Lamenting Berman on golf has become a summer ritual. As blogger and Golf World contributor Geoff Shackelford noted in this ground rule for his first round open thread: "Let's try and keep the Chris Berman complaints to a max of 800 posts, please."
It does seem incongruous to feature a man called Boomer on a telecast of a game given to whispers and golf claps. But apparently he's here to stay. And he does beat the vuvuzela.
Day one highlights from ESPN and NBC:
-- When Phil Mickelson chose the aggressive route with his second shot from behind the trees in the fairway on the par-5 18th, bouncing his ball off the seawall and into the water, Curtis Strange replied: "That's doing too much too early. We know the way he plays. He doesn't know anything else. But sometimes you have to lay up to win."
-- Johnny Miller on the par-4 eighth hole: "The greatest second shot in golf, according to Jack Nicklaus. Of course it sets up for his fade.
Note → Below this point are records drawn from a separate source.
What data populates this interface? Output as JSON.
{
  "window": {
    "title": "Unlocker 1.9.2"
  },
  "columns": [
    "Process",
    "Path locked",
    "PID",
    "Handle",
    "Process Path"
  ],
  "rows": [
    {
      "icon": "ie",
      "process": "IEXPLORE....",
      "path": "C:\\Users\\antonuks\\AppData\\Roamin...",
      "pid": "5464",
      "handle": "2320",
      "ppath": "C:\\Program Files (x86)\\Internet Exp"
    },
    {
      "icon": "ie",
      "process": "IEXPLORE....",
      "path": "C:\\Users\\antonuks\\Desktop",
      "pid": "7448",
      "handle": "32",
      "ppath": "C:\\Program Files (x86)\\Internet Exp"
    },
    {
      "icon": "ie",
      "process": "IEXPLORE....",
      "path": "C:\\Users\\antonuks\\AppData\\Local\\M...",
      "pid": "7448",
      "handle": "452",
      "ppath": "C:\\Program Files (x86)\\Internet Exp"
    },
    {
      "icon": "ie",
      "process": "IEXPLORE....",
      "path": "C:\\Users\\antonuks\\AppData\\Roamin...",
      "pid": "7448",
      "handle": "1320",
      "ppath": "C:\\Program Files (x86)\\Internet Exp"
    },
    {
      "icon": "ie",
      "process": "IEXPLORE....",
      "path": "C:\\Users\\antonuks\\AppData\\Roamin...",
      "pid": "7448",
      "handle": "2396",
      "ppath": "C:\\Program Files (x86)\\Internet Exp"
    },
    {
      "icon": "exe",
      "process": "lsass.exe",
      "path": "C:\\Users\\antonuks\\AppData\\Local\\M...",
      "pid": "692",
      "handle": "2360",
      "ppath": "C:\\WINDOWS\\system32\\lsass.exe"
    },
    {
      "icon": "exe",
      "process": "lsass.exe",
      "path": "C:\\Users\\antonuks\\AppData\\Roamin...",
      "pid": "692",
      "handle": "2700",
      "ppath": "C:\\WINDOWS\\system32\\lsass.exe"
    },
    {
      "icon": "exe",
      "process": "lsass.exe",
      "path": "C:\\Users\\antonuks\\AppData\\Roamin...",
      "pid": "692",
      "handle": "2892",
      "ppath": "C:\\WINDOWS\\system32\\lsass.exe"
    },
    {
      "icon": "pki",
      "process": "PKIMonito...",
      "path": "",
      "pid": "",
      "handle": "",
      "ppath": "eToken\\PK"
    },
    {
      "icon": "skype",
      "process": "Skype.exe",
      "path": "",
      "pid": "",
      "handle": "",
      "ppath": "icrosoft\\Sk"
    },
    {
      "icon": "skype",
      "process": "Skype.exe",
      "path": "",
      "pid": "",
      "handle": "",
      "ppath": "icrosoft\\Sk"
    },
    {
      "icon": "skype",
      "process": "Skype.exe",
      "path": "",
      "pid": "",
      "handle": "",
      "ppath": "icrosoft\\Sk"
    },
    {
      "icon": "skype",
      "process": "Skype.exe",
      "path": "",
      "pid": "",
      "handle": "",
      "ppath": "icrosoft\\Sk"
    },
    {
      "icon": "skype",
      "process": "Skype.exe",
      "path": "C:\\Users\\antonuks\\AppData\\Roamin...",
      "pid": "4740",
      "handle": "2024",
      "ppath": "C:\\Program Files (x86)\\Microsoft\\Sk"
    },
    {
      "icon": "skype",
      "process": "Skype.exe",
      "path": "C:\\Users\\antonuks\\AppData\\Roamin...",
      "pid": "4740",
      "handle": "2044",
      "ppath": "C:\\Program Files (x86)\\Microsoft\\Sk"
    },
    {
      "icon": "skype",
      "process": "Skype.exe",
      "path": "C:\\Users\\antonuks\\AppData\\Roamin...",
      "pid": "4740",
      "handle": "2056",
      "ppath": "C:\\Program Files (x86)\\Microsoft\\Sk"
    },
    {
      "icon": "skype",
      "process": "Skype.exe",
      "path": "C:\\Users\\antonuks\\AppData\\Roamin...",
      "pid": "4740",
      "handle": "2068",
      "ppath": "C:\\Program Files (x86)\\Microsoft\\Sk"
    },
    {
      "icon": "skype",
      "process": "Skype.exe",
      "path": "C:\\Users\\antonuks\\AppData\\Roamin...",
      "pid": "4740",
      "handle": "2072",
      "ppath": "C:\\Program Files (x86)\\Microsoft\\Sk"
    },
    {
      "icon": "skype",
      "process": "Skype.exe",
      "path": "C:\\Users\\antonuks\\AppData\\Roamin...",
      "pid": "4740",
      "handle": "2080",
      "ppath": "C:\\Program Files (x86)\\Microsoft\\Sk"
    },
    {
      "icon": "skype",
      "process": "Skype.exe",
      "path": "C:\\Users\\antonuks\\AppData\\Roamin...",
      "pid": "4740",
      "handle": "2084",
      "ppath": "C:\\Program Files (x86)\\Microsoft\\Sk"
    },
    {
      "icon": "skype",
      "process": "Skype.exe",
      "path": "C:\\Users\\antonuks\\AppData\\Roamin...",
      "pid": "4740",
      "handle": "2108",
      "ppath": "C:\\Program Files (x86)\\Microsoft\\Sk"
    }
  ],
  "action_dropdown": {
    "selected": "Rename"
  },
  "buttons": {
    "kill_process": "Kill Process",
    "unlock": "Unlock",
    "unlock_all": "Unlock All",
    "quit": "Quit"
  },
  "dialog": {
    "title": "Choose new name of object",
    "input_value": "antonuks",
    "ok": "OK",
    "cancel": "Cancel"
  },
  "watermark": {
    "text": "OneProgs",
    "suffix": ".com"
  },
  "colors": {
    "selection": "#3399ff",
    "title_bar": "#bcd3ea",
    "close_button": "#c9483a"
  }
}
That helps."
-- As Tiger Woods was on the practice tee, Miller and NBC anchor Dan Hicks were discussing Woods' performance in the 2000 Open at Pebble Beach. "Tiger wants to believe that he was better after that year, but in my opinion that was the top of his career, the year 2000," Miller said.
-- Woods is going it alone, sans instructor, for the first time since he was four, begging for an expert analysis of his swing. Strange provided this, even as Woods was in the process of grinding out a quality U.S. Open round: "I think Tiger's still struggling. I still see his swing laid off, which means his club at the top of the swing is aimed left of the target. It's tough to hit the ball straight that way. He's still struggling with his swing. So far, so good. He has put it in the fairway. As we all know that is the most important part of playing the U.S. Open."
Just wondering: Is the kid who makes the ace on that USGA commercial spot in college now? Those spots are well done, but isn't it time for a new set of commercials?
More Berman (alas): On Brendan De Jonge (pronounced D Yong), he said, "Do Jonge not restless."
Replied Roger Maltbie, his partner in the booth: "Do these just come to you?"
From the print media, the San Diego Union-Tribune received this solicitation from a photographer (and changed the name "to protect the clueless," the paper noted):
"My name is John Doe. I am a former Region 10, NPPA Photographer of the Year and now freelance in California. I would like to know if you are interested in exclusive photographic coverage of the Pebble Beach Pro Am starting this Thursday."
Only if you can get some pictures of Bill Murray.
-- John Strege